It’s been labeled the Port of Saint Paul and has long been a harbor for small boats on Harriett Island.

All through high school, I would hitchhike everywhere I went. One familiar route was down along Sheppard Road; a route that bordered the Mississippi River all the way to downtown Saint Paul. There, along the banks of the old river, sat the shacks, hovels, and homes of generation upon generation of immigrants who worked the river and factories in the city. Those immigrants who collected along its shoreline below the High Bridge finally evolved into St. Paul’s own Little Italy before its demise after the floods of 1965.

Anyplace along the river was always a great place to go on a date. Not just to make-out if that was on the agenda but also to wander and wonder and philosophize about anything under the moon.

The monument was just such a collective spot.

Once known as Shadow Falls, the monument was erected to honor the soldiers of World War I. Over the years, its surrounding landscape and accouterments have changed and evolved with the times but its overlook never fails to impress even the most familiar of visitors.

When I was living in near-squalor by the University of Minnesota, I would sometimes wander down to the riverbank across from downtown Minneapolis with Susan in hand to look and imagine where we might be in the future.

Susan and I would map out our lives, talk about our careers respectively in television and nursing, our dysfunctional families and everything we had in common.

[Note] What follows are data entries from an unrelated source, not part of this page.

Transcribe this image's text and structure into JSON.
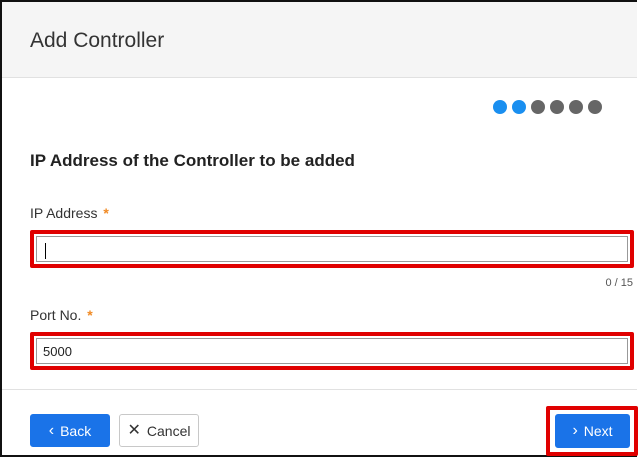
{
  "dialog": {
    "title": "Add Controller"
  },
  "steps": {
    "total": 6,
    "active": 2,
    "active_color": "#1a8ff0",
    "inactive_color": "#666666"
  },
  "section": {
    "title": "IP Address of the Controller to be added"
  },
  "ip_field": {
    "label": "IP Address",
    "required_mark": "*",
    "value": "",
    "counter": "0 / 15"
  },
  "port_field": {
    "label": "Port No.",
    "required_mark": "*",
    "value": "5000"
  },
  "footer": {
    "back_label": "Back",
    "back_icon": "chevron-left-icon",
    "cancel_label": "Cancel",
    "cancel_icon": "close-icon",
    "next_label": "Next",
    "next_icon": "chevron-right-icon"
  },
  "colors": {
    "highlight": "#e00000",
    "primary": "#1a73e8",
    "required": "#f08a24"
  }
}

We would wax and wane philosophically about where we might be in ten years. Those salons of hopeful dreams were exciting, fruitful, and fulfilling for the moment, even though at least one of us knew, quite unspoken, that our future of pastel colors and soothing flavors probably wouldn’t include the other person.

Now fast forward almost fifty years and I’m once again wandering those Mississippi shores. When Sharon goes to her art class in Norde East Minneapolis, I find myself, once again, drawn to the river.

The times have changed, old friends come and gone, but the river remains constant. Old and sometimes slow like me, it continues its meandering down toward the gulf of Mexico but leaving behind all those wonderful old memories just piling up along its translucent transparent shores. It speaks to me of youth and inexperience, love, loss, success, failure, and most of all, longevity.

Nothing remains the same, they say.

Yes, I reply, but some things never change.